**YOUR GOAL:** An exact restatement of the entire listing is needed, excluding all images.
──────────────────────────────
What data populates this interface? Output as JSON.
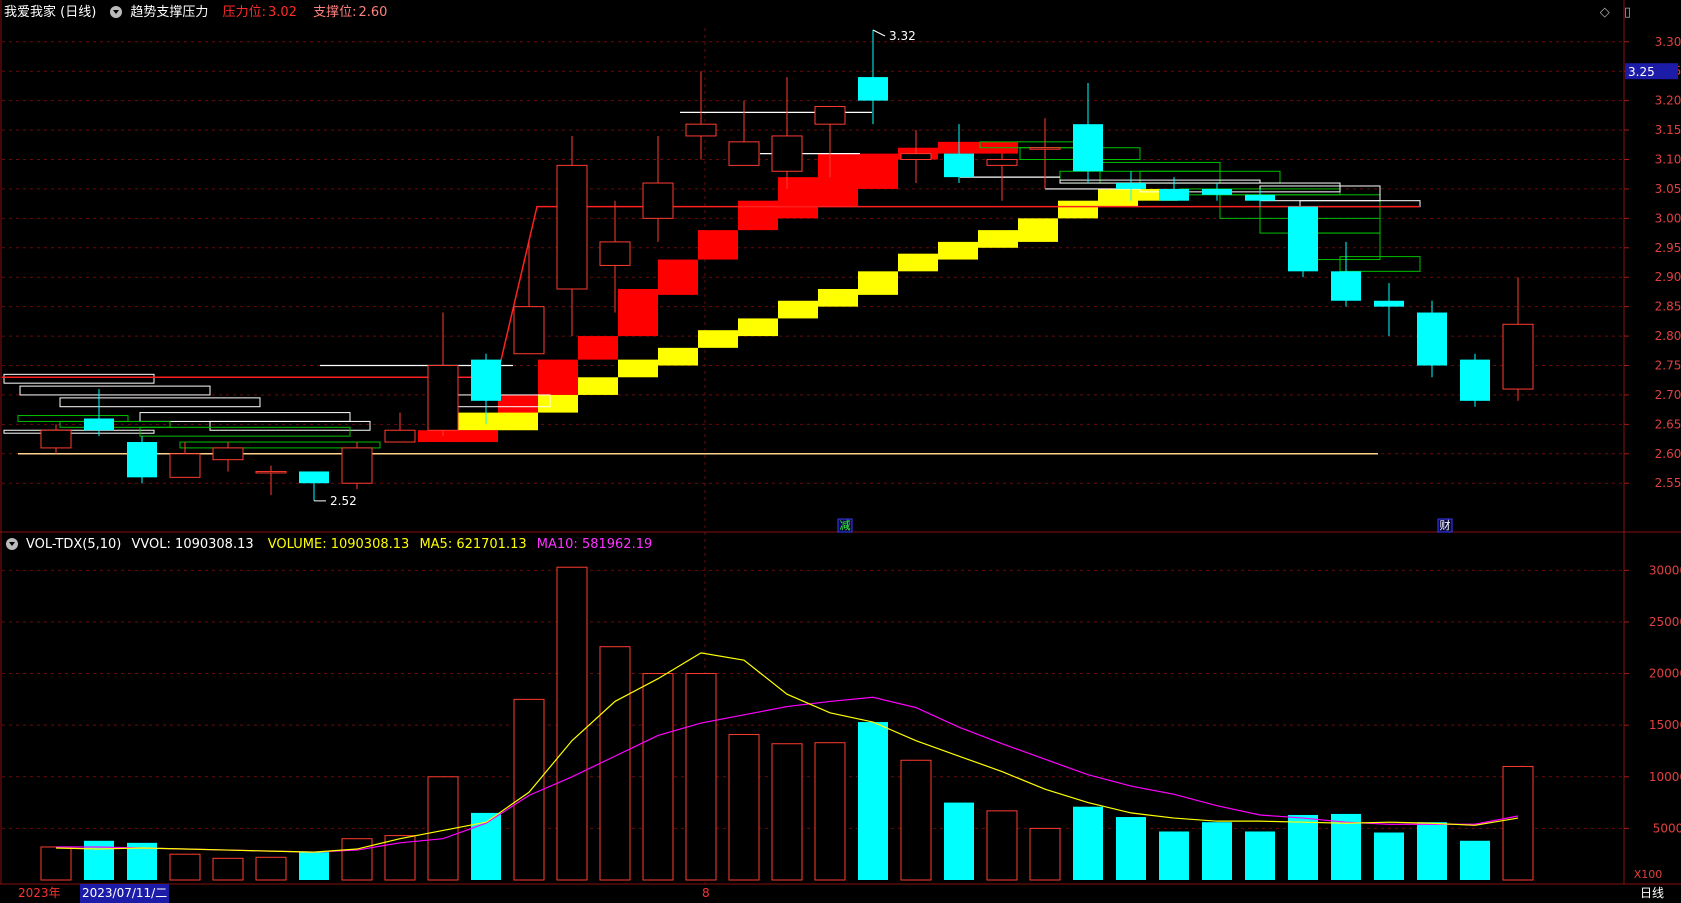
{
  "header": {
    "title": "我爱我家 (日线)",
    "indicator": "趋势支撑压力",
    "pressure_label": "压力位:",
    "pressure_value": "3.02",
    "support_label": "支撑位:",
    "support_value": "2.60"
  },
  "vol_header": {
    "name": "VOL-TDX(5,10)",
    "vvol": "VVOL: 1090308.13",
    "volume": "VOLUME: 1090308.13",
    "ma5": "MA5: 621701.13",
    "ma10": "MA10: 581962.19"
  },
  "colors": {
    "up": "#ff3b30",
    "down": "#00ffff",
    "ma5": "#ffff00",
    "ma10": "#ff00ff",
    "red_band": "#ff0000",
    "yellow_band": "#ffff00",
    "support": "#ffd28a",
    "pressure": "#ff2020"
  },
  "chart_data": [
    {
      "type": "candlestick",
      "ylim": [
        2.51,
        3.34
      ],
      "yticks": [
        2.55,
        2.6,
        2.65,
        2.7,
        2.75,
        2.8,
        2.85,
        2.9,
        2.95,
        3.0,
        3.05,
        3.1,
        3.15,
        3.2,
        3.25,
        3.3
      ],
      "current_price": "3.25",
      "high_annotation": "3.32",
      "low_annotation": "2.52",
      "support_level": 2.6,
      "pressure_level": 3.02,
      "event_markers": [
        "减",
        "财"
      ],
      "candles": [
        {
          "o": 2.61,
          "c": 2.64,
          "h": 2.65,
          "l": 2.6
        },
        {
          "o": 2.66,
          "c": 2.64,
          "h": 2.71,
          "l": 2.63
        },
        {
          "o": 2.62,
          "c": 2.56,
          "h": 2.63,
          "l": 2.55
        },
        {
          "o": 2.56,
          "c": 2.6,
          "h": 2.62,
          "l": 2.56
        },
        {
          "o": 2.59,
          "c": 2.61,
          "h": 2.62,
          "l": 2.57
        },
        {
          "o": 2.57,
          "c": 2.57,
          "h": 2.58,
          "l": 2.53
        },
        {
          "o": 2.57,
          "c": 2.55,
          "h": 2.57,
          "l": 2.52
        },
        {
          "o": 2.55,
          "c": 2.61,
          "h": 2.62,
          "l": 2.54
        },
        {
          "o": 2.62,
          "c": 2.64,
          "h": 2.67,
          "l": 2.62
        },
        {
          "o": 2.64,
          "c": 2.75,
          "h": 2.84,
          "l": 2.63
        },
        {
          "o": 2.76,
          "c": 2.69,
          "h": 2.77,
          "l": 2.65
        },
        {
          "o": 2.77,
          "c": 2.85,
          "h": 2.96,
          "l": 2.77
        },
        {
          "o": 2.88,
          "c": 3.09,
          "h": 3.14,
          "l": 2.8
        },
        {
          "o": 2.92,
          "c": 2.96,
          "h": 3.03,
          "l": 2.84
        },
        {
          "o": 3.0,
          "c": 3.06,
          "h": 3.14,
          "l": 2.96
        },
        {
          "o": 3.14,
          "c": 3.16,
          "h": 3.25,
          "l": 3.1
        },
        {
          "o": 3.09,
          "c": 3.13,
          "h": 3.2,
          "l": 3.09
        },
        {
          "o": 3.08,
          "c": 3.14,
          "h": 3.24,
          "l": 3.05
        },
        {
          "o": 3.16,
          "c": 3.19,
          "h": 3.19,
          "l": 3.07
        },
        {
          "o": 3.24,
          "c": 3.2,
          "h": 3.32,
          "l": 3.16
        },
        {
          "o": 3.1,
          "c": 3.11,
          "h": 3.15,
          "l": 3.06
        },
        {
          "o": 3.11,
          "c": 3.07,
          "h": 3.16,
          "l": 3.06
        },
        {
          "o": 3.09,
          "c": 3.1,
          "h": 3.11,
          "l": 3.03
        },
        {
          "o": 3.12,
          "c": 3.12,
          "h": 3.17,
          "l": 3.05
        },
        {
          "o": 3.16,
          "c": 3.08,
          "h": 3.23,
          "l": 3.06
        },
        {
          "o": 3.06,
          "c": 3.05,
          "h": 3.08,
          "l": 3.03
        },
        {
          "o": 3.05,
          "c": 3.03,
          "h": 3.07,
          "l": 3.03
        },
        {
          "o": 3.05,
          "c": 3.04,
          "h": 3.06,
          "l": 3.03
        },
        {
          "o": 3.04,
          "c": 3.03,
          "h": 3.05,
          "l": 3.02
        },
        {
          "o": 3.02,
          "c": 2.91,
          "h": 3.02,
          "l": 2.9
        },
        {
          "o": 2.91,
          "c": 2.86,
          "h": 2.96,
          "l": 2.85
        },
        {
          "o": 2.86,
          "c": 2.85,
          "h": 2.89,
          "l": 2.8
        },
        {
          "o": 2.84,
          "c": 2.75,
          "h": 2.86,
          "l": 2.73
        },
        {
          "o": 2.76,
          "c": 2.69,
          "h": 2.77,
          "l": 2.68
        },
        {
          "o": 2.71,
          "c": 2.82,
          "h": 2.9,
          "l": 2.69
        }
      ]
    },
    {
      "type": "bar",
      "series_name": "VOLUME",
      "unit": "X100",
      "ylim": [
        0,
        31000
      ],
      "yticks": [
        5000,
        10000,
        15000,
        20000,
        25000,
        30000
      ],
      "values": [
        3200,
        3800,
        3600,
        2500,
        2100,
        2200,
        2700,
        4000,
        4300,
        10000,
        6500,
        17500,
        30300,
        22600,
        20000,
        20000,
        14100,
        13200,
        13300,
        15300,
        11600,
        7500,
        6700,
        5000,
        7100,
        6100,
        4700,
        5600,
        4700,
        6300,
        6400,
        4600,
        5600,
        3800,
        11000
      ],
      "ma5": [
        3100,
        3000,
        3100,
        3000,
        2900,
        2800,
        2700,
        3000,
        4000,
        4800,
        5600,
        8500,
        13500,
        17300,
        19500,
        22000,
        21300,
        18000,
        16200,
        15300,
        13500,
        12000,
        10500,
        8800,
        7500,
        6500,
        6000,
        5700,
        5700,
        5600,
        5500,
        5600,
        5500,
        5300,
        6000
      ],
      "ma10": [
        3200,
        3200,
        3100,
        3000,
        2900,
        2800,
        2700,
        2900,
        3600,
        4000,
        5500,
        8200,
        10000,
        12000,
        14000,
        15200,
        16000,
        16800,
        17300,
        17700,
        16700,
        14800,
        13200,
        11700,
        10200,
        9100,
        8300,
        7200,
        6300,
        6000,
        5600,
        5400,
        5400,
        5400,
        6200
      ]
    }
  ],
  "axis_bottom": {
    "year_label": "2023年",
    "date_label": "2023/07/11/二",
    "month_mark": "8",
    "period": "日线"
  }
}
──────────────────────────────
**SOLVED PROBLEM:**
What data populates this interface? Output as JSON.
{
  "header": {
    "title": "我爱我家 (日线)",
    "indicator": "趋势支撑压力",
    "pressure_label": "压力位:",
    "pressure_value": "3.02",
    "support_label": "支撑位:",
    "support_value": "2.60"
  },
  "vol_header": {
    "name": "VOL-TDX(5,10)",
    "vvol": "VVOL: 1090308.13",
    "volume": "VOLUME: 1090308.13",
    "ma5": "MA5: 621701.13",
    "ma10": "MA10: 581962.19"
  },
  "colors": {
    "up": "#ff3b30",
    "down": "#00ffff",
    "ma5": "#ffff00",
    "ma10": "#ff00ff",
    "red_band": "#ff0000",
    "yellow_band": "#ffff00",
    "support": "#ffd28a",
    "pressure": "#ff2020"
  },
  "chart_data": [
    {
      "type": "candlestick",
      "ylim": [
        2.51,
        3.34
      ],
      "yticks": [
        2.55,
        2.6,
        2.65,
        2.7,
        2.75,
        2.8,
        2.85,
        2.9,
        2.95,
        3.0,
        3.05,
        3.1,
        3.15,
        3.2,
        3.25,
        3.3
      ],
      "current_price": "3.25",
      "high_annotation": "3.32",
      "low_annotation": "2.52",
      "support_level": 2.6,
      "pressure_level": 3.02,
      "event_markers": [
        "减",
        "财"
      ],
      "candles": [
        {
          "o": 2.61,
          "c": 2.64,
          "h": 2.65,
          "l": 2.6
        },
        {
          "o": 2.66,
          "c": 2.64,
          "h": 2.71,
          "l": 2.63
        },
        {
          "o": 2.62,
          "c": 2.56,
          "h": 2.63,
          "l": 2.55
        },
        {
          "o": 2.56,
          "c": 2.6,
          "h": 2.62,
          "l": 2.56
        },
        {
          "o": 2.59,
          "c": 2.61,
          "h": 2.62,
          "l": 2.57
        },
        {
          "o": 2.57,
          "c": 2.57,
          "h": 2.58,
          "l": 2.53
        },
        {
          "o": 2.57,
          "c": 2.55,
          "h": 2.57,
          "l": 2.52
        },
        {
          "o": 2.55,
          "c": 2.61,
          "h": 2.62,
          "l": 2.54
        },
        {
          "o": 2.62,
          "c": 2.64,
          "h": 2.67,
          "l": 2.62
        },
        {
          "o": 2.64,
          "c": 2.75,
          "h": 2.84,
          "l": 2.63
        },
        {
          "o": 2.76,
          "c": 2.69,
          "h": 2.77,
          "l": 2.65
        },
        {
          "o": 2.77,
          "c": 2.85,
          "h": 2.96,
          "l": 2.77
        },
        {
          "o": 2.88,
          "c": 3.09,
          "h": 3.14,
          "l": 2.8
        },
        {
          "o": 2.92,
          "c": 2.96,
          "h": 3.03,
          "l": 2.84
        },
        {
          "o": 3.0,
          "c": 3.06,
          "h": 3.14,
          "l": 2.96
        },
        {
          "o": 3.14,
          "c": 3.16,
          "h": 3.25,
          "l": 3.1
        },
        {
          "o": 3.09,
          "c": 3.13,
          "h": 3.2,
          "l": 3.09
        },
        {
          "o": 3.08,
          "c": 3.14,
          "h": 3.24,
          "l": 3.05
        },
        {
          "o": 3.16,
          "c": 3.19,
          "h": 3.19,
          "l": 3.07
        },
        {
          "o": 3.24,
          "c": 3.2,
          "h": 3.32,
          "l": 3.16
        },
        {
          "o": 3.1,
          "c": 3.11,
          "h": 3.15,
          "l": 3.06
        },
        {
          "o": 3.11,
          "c": 3.07,
          "h": 3.16,
          "l": 3.06
        },
        {
          "o": 3.09,
          "c": 3.1,
          "h": 3.11,
          "l": 3.03
        },
        {
          "o": 3.12,
          "c": 3.12,
          "h": 3.17,
          "l": 3.05
        },
        {
          "o": 3.16,
          "c": 3.08,
          "h": 3.23,
          "l": 3.06
        },
        {
          "o": 3.06,
          "c": 3.05,
          "h": 3.08,
          "l": 3.03
        },
        {
          "o": 3.05,
          "c": 3.03,
          "h": 3.07,
          "l": 3.03
        },
        {
          "o": 3.05,
          "c": 3.04,
          "h": 3.06,
          "l": 3.03
        },
        {
          "o": 3.04,
          "c": 3.03,
          "h": 3.05,
          "l": 3.02
        },
        {
          "o": 3.02,
          "c": 2.91,
          "h": 3.02,
          "l": 2.9
        },
        {
          "o": 2.91,
          "c": 2.86,
          "h": 2.96,
          "l": 2.85
        },
        {
          "o": 2.86,
          "c": 2.85,
          "h": 2.89,
          "l": 2.8
        },
        {
          "o": 2.84,
          "c": 2.75,
          "h": 2.86,
          "l": 2.73
        },
        {
          "o": 2.76,
          "c": 2.69,
          "h": 2.77,
          "l": 2.68
        },
        {
          "o": 2.71,
          "c": 2.82,
          "h": 2.9,
          "l": 2.69
        }
      ]
    },
    {
      "type": "bar",
      "series_name": "VOLUME",
      "unit": "X100",
      "ylim": [
        0,
        31000
      ],
      "yticks": [
        5000,
        10000,
        15000,
        20000,
        25000,
        30000
      ],
      "values": [
        3200,
        3800,
        3600,
        2500,
        2100,
        2200,
        2700,
        4000,
        4300,
        10000,
        6500,
        17500,
        30300,
        22600,
        20000,
        20000,
        14100,
        13200,
        13300,
        15300,
        11600,
        7500,
        6700,
        5000,
        7100,
        6100,
        4700,
        5600,
        4700,
        6300,
        6400,
        4600,
        5600,
        3800,
        11000
      ],
      "ma5": [
        3100,
        3000,
        3100,
        3000,
        2900,
        2800,
        2700,
        3000,
        4000,
        4800,
        5600,
        8500,
        13500,
        17300,
        19500,
        22000,
        21300,
        18000,
        16200,
        15300,
        13500,
        12000,
        10500,
        8800,
        7500,
        6500,
        6000,
        5700,
        5700,
        5600,
        5500,
        5600,
        5500,
        5300,
        6000
      ],
      "ma10": [
        3200,
        3200,
        3100,
        3000,
        2900,
        2800,
        2700,
        2900,
        3600,
        4000,
        5500,
        8200,
        10000,
        12000,
        14000,
        15200,
        16000,
        16800,
        17300,
        17700,
        16700,
        14800,
        13200,
        11700,
        10200,
        9100,
        8300,
        7200,
        6300,
        6000,
        5600,
        5400,
        5400,
        5400,
        6200
      ]
    }
  ],
  "axis_bottom": {
    "year_label": "2023年",
    "date_label": "2023/07/11/二",
    "month_mark": "8",
    "period": "日线"
  }
}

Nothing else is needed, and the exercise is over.